Kelly’s grip on the situation is so firm, he has even been accused of trying to micromanage the demonstrations. For the protest this past March, Kelly used the NYPD’s Website to post tips for participating in the rally, like how to get close to the speaker’s platform. It drove some of the protesters nuts (kind of like cutting class with help from your teacher). Nevertheless, the site got several thousand hits.
“We can’t rely on the organizers to get the information out to participants,” Kelly says, indicating that last-minute route changes can cause unnecessary confusion.
The city will spend well in excess of $50 million on security ($25 million of this will come from the federal government). Not surprisingly, the argument has been made that the convention shouldn’t be here because it is an astronomically expensive, over-the-top security nightmare.
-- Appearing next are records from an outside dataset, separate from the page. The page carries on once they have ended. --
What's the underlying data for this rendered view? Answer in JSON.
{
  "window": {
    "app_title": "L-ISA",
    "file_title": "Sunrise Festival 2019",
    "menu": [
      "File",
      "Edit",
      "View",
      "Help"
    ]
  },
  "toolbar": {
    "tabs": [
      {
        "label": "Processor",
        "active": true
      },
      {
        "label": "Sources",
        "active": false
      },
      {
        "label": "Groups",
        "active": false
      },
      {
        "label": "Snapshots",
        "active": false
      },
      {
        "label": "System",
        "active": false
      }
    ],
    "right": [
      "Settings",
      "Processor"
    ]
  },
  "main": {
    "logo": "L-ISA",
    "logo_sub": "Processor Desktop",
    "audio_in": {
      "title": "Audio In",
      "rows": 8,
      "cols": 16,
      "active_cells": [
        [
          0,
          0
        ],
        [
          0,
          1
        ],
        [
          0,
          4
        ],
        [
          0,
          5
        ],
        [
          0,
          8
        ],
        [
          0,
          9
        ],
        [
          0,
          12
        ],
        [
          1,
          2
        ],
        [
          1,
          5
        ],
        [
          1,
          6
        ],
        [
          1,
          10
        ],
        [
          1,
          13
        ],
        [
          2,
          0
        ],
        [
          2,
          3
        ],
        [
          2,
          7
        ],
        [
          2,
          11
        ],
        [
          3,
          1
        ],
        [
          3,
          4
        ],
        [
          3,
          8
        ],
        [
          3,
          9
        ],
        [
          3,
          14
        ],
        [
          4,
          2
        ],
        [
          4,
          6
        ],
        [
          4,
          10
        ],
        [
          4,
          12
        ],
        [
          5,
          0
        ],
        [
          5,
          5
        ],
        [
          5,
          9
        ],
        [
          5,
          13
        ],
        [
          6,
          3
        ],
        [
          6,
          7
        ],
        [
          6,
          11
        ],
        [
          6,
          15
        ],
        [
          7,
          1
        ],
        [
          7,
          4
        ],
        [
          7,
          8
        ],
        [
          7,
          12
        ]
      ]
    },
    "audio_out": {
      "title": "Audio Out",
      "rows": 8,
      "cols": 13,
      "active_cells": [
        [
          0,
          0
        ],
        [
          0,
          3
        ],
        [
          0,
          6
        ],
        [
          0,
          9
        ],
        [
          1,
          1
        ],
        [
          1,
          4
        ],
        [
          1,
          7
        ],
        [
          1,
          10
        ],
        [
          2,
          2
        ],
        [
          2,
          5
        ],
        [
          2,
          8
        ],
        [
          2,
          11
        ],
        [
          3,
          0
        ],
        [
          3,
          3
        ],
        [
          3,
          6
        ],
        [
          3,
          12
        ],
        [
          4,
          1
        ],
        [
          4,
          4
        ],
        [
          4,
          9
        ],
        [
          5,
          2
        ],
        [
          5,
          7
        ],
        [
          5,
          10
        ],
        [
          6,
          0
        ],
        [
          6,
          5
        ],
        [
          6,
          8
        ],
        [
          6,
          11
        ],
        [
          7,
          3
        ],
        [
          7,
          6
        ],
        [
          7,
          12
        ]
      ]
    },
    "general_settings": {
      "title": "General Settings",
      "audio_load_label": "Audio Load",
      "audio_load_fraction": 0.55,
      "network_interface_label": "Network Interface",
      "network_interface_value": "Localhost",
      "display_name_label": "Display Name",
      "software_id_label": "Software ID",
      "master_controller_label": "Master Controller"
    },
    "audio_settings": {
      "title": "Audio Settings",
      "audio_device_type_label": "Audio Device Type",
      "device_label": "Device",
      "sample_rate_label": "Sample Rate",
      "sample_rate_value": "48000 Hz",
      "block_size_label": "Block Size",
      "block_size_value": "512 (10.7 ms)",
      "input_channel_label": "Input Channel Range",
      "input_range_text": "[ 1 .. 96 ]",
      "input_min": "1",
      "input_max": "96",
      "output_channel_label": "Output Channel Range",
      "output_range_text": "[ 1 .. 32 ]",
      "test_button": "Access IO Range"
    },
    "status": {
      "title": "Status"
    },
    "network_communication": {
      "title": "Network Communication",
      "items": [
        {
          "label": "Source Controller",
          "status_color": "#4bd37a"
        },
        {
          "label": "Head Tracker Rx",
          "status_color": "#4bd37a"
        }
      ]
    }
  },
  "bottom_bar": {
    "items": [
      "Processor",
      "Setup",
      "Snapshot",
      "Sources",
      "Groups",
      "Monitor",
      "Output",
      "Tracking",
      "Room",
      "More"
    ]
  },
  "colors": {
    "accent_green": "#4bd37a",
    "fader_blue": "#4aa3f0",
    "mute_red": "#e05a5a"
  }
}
To get a sense of the number of moving parts and the synchronization required for the apparatus to work properly, consider a tabletop exercise held two weeks ago at Madison Square Garden, the site of the convention. Tabletop exercises, the current vogue in security planning, are realistic drills conducted around a conference table for high-ranking officials who’ll make decisions in a crisis. According to McManus, who participated in the exercise, there was a huge U-shaped table, which served as a sort of mock command center. Seated around the table were representatives of the NYPD, the Fire Department, EMS, the Port Authority police, state troopers, the FBI, the Secret Service, health and hospitals, the FAA, the Transportation Department, the Coast Guard, and dozens of other agencies. There were, in all, 75 government entities represented. And in a crisis, each would have a role to play. “The amount of time and effort we’re dedicating to the convention is unprecedented,” says McManus.
Despite the size of the convention, the NYPD’s organizational chart for the event looks pretty simple. Kelly, of course, is at the top along with his executive committee, which is kind of like his war cabinet. Below him in the hierarchy is the RNC coordinator, and the NYPD’s four key divisions of responsibility: Command and Control, Site Security, Tactical Support, and Operational Support.
It is only when you begin to examine the subcommittees that you get a sense of how complicated the staging actually is. Command and Control, for example, has half a dozen subcommittees. Site Security has seven subcommittees, including one for hotels. Convention delegates are currently slated to stay in 49 different hotels around the city. Threat assessments have been done at each of these buildings, and there will be cops assigned to every one as well. The same essentially applies to all of the convention-related events that will take place away from the Garden. Right now the list of parties, dinners, meetings, concerts, and receptions runs to twenty pages in very small type.
There are subcommittees to handle coordination with VIPs who arrive with their own security details; motorcade planning; a legal team to monitor what the NYPD is doing and give advice; logistics, to make sure the department has whatever supplies it needs; and prisoner processing to handle arrests (there are plans, if necessary, to take prisoners to other boroughs).
From a policing point of view, protest is a more tangible, easier-to-prepare-for challenge than terrorism. In fact, it is, for law enforcement, the antithesis of terror. Protesters operate in the light, not the shadows, and though there is the occasional spontaneous event, most of their activities are planned and scheduled.
For example, the march to kick things off is slated for Sunday, August 29, the day before the convention opens. Though organizers claim it will attract at least 250,000 people, their request for a permit to march up Eighth Avenue and into Central Park for a rally has been denied. Officially, the reason is the Parks commissioner’s concern about damage to the Great Lawn.
“The organizers haven’t come back to us with an alternative route,” Kelly says. “They don’t seem particularly focused on it right now. Maybe it’s because they’re going to court. I don’t know, but the park is not going to happen.”